--- START ---
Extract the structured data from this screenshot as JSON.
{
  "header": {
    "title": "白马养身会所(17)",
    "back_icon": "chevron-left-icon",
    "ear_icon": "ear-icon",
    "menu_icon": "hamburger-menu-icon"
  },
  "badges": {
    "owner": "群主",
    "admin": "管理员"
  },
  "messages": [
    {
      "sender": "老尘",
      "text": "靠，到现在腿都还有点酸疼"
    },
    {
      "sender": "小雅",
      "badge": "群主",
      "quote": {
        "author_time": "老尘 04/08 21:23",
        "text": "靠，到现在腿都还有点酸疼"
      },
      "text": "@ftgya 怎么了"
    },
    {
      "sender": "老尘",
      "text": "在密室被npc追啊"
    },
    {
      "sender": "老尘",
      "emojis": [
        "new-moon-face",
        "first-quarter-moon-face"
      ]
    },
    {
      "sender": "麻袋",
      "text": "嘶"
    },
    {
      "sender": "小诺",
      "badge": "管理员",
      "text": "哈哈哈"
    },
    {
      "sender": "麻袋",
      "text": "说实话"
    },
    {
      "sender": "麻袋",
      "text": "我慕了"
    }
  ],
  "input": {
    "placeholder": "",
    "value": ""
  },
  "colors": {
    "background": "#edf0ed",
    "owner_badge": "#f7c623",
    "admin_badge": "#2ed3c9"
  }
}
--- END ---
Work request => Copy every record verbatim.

Your solution =>
Extract the structured data from this screenshot as JSON.
{
  "header": {
    "title": "白马养身会所(17)",
    "back_icon": "chevron-left-icon",
    "ear_icon": "ear-icon",
    "menu_icon": "hamburger-menu-icon"
  },
  "badges": {
    "owner": "群主",
    "admin": "管理员"
  },
  "messages": [
    {
      "sender": "老尘",
      "text": "靠，到现在腿都还有点酸疼"
    },
    {
      "sender": "小雅",
      "badge": "群主",
      "quote": {
        "author_time": "老尘 04/08 21:23",
        "text": "靠，到现在腿都还有点酸疼"
      },
      "text": "@ftgya 怎么了"
    },
    {
      "sender": "老尘",
      "text": "在密室被npc追啊"
    },
    {
      "sender": "老尘",
      "emojis": [
        "new-moon-face",
        "first-quarter-moon-face"
      ]
    },
    {
      "sender": "麻袋",
      "text": "嘶"
    },
    {
      "sender": "小诺",
      "badge": "管理员",
      "text": "哈哈哈"
    },
    {
      "sender": "麻袋",
      "text": "说实话"
    },
    {
      "sender": "麻袋",
      "text": "我慕了"
    }
  ],
  "input": {
    "placeholder": "",
    "value": ""
  },
  "colors": {
    "background": "#edf0ed",
    "owner_badge": "#f7c623",
    "admin_badge": "#2ed3c9"
  }
}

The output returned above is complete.